[Provided data — start]

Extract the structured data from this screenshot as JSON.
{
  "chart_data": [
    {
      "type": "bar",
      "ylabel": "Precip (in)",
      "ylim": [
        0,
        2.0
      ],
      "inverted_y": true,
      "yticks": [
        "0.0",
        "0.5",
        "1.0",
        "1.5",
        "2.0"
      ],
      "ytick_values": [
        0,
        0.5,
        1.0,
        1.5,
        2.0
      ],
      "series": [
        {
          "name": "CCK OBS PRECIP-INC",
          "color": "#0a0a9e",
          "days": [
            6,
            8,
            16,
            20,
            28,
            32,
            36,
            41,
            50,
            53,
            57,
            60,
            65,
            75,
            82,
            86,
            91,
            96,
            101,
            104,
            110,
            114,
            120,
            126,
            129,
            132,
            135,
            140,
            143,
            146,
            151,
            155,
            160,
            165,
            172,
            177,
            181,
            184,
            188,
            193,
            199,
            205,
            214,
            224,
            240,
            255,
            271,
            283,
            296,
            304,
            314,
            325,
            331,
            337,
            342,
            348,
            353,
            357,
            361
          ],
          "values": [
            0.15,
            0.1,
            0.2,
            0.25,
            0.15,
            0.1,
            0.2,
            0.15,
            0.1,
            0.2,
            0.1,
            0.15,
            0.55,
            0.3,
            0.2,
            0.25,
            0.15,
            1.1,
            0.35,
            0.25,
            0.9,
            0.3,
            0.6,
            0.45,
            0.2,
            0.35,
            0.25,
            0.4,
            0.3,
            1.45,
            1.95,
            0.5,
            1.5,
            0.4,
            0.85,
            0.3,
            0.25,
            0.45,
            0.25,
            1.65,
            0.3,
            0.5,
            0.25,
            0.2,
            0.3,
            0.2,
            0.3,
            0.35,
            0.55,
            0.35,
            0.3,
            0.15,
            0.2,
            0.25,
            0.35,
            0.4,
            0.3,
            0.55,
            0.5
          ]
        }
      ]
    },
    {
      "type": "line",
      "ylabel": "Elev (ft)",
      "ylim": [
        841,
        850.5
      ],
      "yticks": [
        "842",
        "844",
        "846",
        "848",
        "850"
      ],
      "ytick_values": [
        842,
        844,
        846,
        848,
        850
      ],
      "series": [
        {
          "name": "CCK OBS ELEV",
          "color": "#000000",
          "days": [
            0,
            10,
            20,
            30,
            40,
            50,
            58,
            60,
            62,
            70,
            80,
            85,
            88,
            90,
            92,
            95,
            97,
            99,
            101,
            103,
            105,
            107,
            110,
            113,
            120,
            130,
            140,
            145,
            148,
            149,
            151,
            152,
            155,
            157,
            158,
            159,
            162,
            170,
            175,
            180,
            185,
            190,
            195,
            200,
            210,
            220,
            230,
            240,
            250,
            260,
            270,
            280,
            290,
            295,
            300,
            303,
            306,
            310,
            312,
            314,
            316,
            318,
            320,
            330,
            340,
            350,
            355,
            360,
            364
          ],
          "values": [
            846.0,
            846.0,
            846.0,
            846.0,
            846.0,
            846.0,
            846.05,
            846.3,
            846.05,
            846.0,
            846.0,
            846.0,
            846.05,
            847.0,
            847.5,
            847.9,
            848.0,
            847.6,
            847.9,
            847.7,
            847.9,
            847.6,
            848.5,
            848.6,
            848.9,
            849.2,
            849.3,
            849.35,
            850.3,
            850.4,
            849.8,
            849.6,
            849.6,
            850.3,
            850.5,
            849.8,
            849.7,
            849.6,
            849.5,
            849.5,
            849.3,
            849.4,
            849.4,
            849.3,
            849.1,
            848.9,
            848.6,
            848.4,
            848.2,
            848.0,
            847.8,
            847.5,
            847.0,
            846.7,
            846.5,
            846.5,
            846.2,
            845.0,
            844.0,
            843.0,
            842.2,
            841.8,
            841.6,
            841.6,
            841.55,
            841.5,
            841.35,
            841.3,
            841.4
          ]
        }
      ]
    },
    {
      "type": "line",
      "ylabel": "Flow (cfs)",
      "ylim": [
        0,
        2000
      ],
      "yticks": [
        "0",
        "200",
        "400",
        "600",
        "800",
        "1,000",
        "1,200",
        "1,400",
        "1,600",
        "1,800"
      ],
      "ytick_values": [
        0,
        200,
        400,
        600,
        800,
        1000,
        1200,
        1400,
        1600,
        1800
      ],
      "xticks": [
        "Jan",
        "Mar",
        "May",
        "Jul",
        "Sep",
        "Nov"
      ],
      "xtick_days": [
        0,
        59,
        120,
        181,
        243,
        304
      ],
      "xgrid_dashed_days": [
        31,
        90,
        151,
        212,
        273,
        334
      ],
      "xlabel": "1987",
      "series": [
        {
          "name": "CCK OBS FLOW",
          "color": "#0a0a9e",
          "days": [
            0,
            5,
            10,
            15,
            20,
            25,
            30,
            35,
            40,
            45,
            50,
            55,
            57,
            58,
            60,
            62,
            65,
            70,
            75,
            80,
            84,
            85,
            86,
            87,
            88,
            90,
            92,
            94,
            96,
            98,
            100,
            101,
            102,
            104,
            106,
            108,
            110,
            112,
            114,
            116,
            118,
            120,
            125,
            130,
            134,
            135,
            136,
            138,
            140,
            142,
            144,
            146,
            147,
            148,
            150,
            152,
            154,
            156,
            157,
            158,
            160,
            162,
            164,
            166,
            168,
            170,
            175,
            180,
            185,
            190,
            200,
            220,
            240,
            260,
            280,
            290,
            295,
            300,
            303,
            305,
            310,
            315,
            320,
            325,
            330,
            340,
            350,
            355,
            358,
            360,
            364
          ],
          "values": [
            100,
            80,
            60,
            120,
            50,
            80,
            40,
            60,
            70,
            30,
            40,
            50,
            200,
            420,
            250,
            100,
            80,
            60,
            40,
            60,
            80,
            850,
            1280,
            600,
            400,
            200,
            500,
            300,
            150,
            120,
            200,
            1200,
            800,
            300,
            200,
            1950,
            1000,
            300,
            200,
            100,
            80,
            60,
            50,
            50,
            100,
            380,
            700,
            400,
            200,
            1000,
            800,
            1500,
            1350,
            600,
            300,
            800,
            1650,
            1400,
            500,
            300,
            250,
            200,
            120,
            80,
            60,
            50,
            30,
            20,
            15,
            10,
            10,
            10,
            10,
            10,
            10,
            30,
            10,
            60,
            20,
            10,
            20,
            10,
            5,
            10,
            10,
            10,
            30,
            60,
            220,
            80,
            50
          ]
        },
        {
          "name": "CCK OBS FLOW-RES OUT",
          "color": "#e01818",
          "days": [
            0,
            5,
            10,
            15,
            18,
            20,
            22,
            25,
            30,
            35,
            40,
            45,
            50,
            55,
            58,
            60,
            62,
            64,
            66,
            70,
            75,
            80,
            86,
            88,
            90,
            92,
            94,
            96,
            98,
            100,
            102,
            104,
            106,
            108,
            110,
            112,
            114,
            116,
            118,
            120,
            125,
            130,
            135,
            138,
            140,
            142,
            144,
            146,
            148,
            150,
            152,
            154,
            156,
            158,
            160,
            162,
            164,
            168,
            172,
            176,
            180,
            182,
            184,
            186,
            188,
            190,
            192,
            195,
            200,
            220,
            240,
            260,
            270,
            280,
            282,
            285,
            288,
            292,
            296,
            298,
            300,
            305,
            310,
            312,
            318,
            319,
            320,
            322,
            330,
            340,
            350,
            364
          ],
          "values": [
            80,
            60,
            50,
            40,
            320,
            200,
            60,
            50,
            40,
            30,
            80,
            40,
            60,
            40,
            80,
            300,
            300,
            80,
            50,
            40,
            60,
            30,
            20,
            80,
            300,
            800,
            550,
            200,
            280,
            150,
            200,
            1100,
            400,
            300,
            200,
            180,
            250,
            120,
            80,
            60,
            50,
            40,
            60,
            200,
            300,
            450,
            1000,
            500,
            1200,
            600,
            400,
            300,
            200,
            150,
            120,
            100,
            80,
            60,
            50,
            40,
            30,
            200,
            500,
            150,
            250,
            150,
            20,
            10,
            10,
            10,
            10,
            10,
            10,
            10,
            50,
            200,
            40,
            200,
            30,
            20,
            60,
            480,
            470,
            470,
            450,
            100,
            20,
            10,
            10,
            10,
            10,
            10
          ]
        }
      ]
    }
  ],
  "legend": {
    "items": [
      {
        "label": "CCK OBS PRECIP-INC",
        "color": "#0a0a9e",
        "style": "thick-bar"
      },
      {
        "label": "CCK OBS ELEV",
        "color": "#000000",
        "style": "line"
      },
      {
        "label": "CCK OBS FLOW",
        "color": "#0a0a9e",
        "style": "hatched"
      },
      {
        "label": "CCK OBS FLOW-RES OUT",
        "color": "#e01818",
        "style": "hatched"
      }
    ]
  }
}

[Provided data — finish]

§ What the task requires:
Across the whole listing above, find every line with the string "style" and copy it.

§ Solution to this problem:
        "style": "thick-bar"
        "style": "line"
        "style": "hatched"
        "style": "hatched"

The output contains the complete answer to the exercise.